Consolidation in new-age businesses: What’s in store for stakeholders?
Regulators will need to ensure a level playing field and fair trade practices where consolidation may, in fact, result in an oligopoly with only two or three large players left standing
New-age industries have been gathering steam, and not just in sectors such as e-commerce. Terms like robotics, artificial intelligence (AI) and the Internet of Things (IoT) have entered the common lexicon, while entrepreneurship and innovation are becoming increasingly “mainstream” in their emergence and social acceptance.
New-age segments are emerging across various industry classifications, including drones, electric vehicles and robotics in manufacturing, and analytics, robotics process automation and targeted service delivery using AI in the services segment. It is observable that deal activity in these segments includes not only fundraising by start-ups, but also consolidation in various economies. And, India is no exception.
Apart from established players dipping their fingers into areas such as data analytics and AI, start-ups are seen as the wellspring of technological innovation and disruptive services. While start-up deals typically consist of fundraising, waves of consolidation have also been seen in such companies, interestingly in segments which have changed the face of their respective markets.
Examples include segments like social media, which saw the Facebook-WhatsApp mega deal in 2014, and ride-hailing, wherein giants such as Uber, Grab, Lyft and Didi Chuxing are now consolidating —either with each other or with acquisitions in the fast upcoming bike rental segment.
In India too, e-commerce giant Flipkart made multiple acquisitions, including Jabong, Myntra, eBay India and PhonePe. There was also a merger proposed by SoftBank between Flipkart and Snapdeal in 2017, which did not materialize. In the food ordering segment, Zomato and Swiggy have both been in acquisition mode.
There has been significant market buzz on the high valuations that some start-ups have achieved. In most cases, only limited deal-related information is available, particularly with respect to the implied equity value of the target entity. It is typically difficult to value a start-up company, given the early stage of operations, lack of operating history, fuzziness in terms of future potential for growth, timeline to turn profitable, etc. Investors are betting on the future and valuations become highly subjective, but sustaining such high valuations will ultimately depend on the actual performance and market factors which play a very significant role in these segments.
Of course, like any business decision, the economic rationale has to be evaluated every time and consolidation is only one of the options that a young company will consider. From a regulatory standpoint, there are a variety of start-up-focused schemes launched by the government, but not specifically targeted at aspects like consolidation and competition control.
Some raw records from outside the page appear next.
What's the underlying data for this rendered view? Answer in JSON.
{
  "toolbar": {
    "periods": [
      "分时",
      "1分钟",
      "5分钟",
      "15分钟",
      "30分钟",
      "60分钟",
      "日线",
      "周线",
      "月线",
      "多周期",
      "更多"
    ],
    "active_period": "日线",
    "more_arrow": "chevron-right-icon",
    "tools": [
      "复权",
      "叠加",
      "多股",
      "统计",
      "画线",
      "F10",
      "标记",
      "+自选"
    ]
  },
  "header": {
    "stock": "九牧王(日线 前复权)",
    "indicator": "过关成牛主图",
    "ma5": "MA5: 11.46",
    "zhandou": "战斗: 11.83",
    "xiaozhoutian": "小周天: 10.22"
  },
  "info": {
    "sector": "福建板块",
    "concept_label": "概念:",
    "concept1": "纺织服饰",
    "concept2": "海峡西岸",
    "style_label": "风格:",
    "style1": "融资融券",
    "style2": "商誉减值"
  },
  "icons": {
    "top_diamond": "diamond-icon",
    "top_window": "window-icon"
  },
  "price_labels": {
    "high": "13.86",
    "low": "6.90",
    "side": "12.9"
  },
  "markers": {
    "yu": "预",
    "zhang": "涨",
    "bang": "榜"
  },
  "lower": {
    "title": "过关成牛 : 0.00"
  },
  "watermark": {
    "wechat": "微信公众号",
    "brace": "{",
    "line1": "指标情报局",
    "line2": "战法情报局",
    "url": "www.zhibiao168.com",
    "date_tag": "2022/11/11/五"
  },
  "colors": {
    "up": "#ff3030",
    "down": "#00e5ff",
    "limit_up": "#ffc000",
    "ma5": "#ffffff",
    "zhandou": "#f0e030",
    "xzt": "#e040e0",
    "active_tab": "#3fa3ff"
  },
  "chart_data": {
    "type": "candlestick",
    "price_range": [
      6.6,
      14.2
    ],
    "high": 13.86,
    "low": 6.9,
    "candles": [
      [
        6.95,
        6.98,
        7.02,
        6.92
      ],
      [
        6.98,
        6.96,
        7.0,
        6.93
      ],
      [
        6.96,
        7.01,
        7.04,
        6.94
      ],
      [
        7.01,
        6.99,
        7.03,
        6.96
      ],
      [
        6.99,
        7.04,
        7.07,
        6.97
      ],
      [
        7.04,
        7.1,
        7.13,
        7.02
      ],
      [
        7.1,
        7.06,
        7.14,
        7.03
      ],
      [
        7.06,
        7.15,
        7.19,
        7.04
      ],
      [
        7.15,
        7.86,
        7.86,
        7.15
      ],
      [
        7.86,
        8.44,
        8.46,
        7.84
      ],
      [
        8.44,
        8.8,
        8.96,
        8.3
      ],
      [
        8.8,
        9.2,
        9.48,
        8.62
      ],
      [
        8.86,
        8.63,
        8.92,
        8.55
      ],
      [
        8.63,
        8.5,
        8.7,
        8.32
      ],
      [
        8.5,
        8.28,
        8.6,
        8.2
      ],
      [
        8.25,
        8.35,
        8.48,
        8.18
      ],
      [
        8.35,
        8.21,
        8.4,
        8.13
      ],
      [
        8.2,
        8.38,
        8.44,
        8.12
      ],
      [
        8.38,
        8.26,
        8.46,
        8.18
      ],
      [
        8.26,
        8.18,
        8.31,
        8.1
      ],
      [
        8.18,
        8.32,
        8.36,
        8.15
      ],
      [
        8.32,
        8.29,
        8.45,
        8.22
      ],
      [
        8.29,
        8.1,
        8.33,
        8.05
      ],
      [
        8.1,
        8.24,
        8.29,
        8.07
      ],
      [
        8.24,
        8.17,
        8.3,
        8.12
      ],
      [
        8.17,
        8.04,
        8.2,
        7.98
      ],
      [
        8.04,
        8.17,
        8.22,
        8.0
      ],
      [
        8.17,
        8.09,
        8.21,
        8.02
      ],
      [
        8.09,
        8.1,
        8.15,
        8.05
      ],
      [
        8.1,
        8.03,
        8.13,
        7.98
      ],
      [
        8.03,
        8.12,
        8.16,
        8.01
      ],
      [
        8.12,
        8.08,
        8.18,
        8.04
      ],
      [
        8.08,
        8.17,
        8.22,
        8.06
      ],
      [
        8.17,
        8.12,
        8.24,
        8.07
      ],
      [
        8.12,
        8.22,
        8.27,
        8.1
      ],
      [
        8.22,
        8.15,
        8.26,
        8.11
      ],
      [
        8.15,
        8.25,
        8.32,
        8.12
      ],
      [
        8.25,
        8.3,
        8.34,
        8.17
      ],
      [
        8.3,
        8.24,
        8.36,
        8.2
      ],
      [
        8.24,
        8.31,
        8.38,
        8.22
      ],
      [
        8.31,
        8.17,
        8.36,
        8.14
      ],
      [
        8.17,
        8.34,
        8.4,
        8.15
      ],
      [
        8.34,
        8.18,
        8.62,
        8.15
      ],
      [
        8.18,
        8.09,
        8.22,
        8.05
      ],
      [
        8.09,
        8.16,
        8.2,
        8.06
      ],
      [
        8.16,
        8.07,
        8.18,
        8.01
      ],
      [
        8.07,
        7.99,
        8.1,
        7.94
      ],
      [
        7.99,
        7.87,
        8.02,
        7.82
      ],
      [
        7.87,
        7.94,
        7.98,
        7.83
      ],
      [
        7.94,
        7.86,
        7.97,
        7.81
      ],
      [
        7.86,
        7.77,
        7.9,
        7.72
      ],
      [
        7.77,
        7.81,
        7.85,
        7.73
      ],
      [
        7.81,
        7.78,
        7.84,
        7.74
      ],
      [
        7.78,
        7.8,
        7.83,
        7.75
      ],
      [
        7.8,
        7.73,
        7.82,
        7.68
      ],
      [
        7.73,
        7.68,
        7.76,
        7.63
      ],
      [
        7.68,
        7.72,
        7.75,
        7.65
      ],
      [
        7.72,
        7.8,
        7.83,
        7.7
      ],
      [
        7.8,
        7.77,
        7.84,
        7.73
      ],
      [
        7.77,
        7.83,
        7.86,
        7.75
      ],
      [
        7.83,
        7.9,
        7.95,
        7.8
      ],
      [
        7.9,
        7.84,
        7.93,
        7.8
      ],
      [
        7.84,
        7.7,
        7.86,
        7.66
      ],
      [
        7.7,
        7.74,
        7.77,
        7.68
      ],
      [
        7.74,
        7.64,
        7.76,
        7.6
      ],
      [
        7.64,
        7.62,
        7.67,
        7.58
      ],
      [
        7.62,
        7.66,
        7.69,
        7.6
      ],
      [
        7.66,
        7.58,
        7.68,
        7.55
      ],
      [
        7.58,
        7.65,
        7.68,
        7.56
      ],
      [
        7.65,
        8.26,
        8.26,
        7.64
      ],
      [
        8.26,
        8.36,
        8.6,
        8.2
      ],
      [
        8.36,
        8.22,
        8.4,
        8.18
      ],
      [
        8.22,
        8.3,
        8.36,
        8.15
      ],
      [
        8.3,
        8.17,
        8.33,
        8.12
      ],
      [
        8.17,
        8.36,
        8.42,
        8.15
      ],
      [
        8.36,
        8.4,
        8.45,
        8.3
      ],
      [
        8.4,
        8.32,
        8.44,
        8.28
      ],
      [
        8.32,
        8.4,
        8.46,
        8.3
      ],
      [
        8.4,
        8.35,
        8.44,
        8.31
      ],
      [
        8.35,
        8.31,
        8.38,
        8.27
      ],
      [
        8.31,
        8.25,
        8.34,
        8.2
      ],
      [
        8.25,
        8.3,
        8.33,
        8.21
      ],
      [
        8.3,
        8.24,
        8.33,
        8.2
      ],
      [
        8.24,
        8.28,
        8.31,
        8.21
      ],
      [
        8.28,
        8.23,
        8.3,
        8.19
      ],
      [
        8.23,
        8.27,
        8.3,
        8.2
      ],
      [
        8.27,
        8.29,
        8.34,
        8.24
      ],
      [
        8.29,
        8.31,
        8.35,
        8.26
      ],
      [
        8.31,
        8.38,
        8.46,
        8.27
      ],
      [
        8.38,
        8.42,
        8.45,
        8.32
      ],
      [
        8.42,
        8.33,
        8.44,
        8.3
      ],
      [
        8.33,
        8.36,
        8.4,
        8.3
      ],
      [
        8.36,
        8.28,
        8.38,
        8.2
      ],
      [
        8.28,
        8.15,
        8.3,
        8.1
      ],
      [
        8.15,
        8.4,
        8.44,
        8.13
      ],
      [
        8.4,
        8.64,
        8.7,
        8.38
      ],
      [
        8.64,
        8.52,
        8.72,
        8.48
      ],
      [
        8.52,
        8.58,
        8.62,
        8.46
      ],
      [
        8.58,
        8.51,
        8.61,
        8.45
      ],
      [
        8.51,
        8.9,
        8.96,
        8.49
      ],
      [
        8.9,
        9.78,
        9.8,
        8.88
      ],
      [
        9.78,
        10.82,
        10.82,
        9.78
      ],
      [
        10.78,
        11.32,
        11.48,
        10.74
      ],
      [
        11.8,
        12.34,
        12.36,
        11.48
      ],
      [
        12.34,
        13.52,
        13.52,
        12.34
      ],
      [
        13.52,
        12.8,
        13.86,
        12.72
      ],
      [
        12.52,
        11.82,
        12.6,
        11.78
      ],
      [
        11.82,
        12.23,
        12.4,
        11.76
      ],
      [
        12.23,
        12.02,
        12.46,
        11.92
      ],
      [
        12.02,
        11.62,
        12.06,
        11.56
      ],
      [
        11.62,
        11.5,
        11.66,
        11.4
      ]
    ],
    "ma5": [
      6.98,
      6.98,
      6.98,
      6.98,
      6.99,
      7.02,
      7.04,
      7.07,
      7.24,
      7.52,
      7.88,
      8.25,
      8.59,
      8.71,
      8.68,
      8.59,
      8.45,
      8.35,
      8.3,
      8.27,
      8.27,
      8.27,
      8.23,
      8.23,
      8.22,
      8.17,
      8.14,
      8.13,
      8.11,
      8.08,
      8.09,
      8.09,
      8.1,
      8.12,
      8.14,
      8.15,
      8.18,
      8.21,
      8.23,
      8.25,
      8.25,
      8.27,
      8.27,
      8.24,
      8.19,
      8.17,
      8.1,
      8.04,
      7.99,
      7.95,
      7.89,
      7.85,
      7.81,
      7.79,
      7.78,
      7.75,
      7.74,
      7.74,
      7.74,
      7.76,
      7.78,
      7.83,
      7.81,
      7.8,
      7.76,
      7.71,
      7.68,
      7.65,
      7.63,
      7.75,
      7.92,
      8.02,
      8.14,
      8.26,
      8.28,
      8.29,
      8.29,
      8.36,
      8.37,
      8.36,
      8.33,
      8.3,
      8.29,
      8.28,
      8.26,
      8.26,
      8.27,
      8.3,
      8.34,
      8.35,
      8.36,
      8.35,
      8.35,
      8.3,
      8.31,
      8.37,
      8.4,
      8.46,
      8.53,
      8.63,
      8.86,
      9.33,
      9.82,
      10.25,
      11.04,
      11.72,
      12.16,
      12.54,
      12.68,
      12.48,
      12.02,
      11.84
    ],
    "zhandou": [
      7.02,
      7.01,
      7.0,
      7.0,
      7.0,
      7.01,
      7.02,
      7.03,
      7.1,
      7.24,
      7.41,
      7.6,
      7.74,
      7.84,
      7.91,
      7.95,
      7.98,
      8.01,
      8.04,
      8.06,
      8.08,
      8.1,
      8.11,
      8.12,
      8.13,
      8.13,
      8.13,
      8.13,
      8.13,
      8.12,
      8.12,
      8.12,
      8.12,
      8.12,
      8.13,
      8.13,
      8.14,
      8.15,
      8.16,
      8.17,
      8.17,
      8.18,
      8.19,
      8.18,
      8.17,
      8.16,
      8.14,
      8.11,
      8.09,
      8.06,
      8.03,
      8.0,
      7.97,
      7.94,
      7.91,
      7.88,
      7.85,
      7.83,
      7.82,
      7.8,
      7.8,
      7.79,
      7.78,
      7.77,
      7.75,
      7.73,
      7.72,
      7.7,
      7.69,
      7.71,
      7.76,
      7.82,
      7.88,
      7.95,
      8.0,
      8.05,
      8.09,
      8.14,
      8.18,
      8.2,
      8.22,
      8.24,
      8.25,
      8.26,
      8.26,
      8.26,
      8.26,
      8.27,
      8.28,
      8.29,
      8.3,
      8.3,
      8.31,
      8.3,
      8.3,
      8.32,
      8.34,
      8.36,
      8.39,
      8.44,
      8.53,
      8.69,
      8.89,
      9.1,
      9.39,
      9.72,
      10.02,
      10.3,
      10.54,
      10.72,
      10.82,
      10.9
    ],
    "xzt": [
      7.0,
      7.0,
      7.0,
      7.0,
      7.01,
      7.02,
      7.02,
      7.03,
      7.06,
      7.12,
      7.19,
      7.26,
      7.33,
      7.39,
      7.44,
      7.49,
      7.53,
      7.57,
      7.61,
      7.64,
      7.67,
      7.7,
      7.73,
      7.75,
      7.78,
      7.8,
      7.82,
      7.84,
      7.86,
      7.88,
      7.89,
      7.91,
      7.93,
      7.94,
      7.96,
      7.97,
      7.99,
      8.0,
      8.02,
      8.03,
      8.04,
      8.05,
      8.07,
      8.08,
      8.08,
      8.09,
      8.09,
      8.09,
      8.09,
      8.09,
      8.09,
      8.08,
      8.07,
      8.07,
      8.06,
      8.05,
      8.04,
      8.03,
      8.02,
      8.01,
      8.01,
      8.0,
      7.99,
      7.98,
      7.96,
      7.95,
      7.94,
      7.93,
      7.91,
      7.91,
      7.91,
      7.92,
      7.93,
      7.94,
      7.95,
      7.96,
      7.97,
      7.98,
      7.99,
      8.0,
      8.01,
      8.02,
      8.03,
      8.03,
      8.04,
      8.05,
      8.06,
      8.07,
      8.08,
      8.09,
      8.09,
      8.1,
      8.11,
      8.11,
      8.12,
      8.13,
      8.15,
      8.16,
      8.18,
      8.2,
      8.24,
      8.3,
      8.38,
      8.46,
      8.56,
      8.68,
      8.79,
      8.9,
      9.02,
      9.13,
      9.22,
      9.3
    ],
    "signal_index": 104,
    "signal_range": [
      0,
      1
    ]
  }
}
At some point, however, regulators will need to ensure a level playing field and fair trade practices where consolidation may, in fact, result in an oligopoly with only two or three large players left standing.
With inputs from Madhavi P., director at PwC India.
Sanjeev Krishan is leader-deals at PwC India, and Neeraj Garg is partner at PwC India.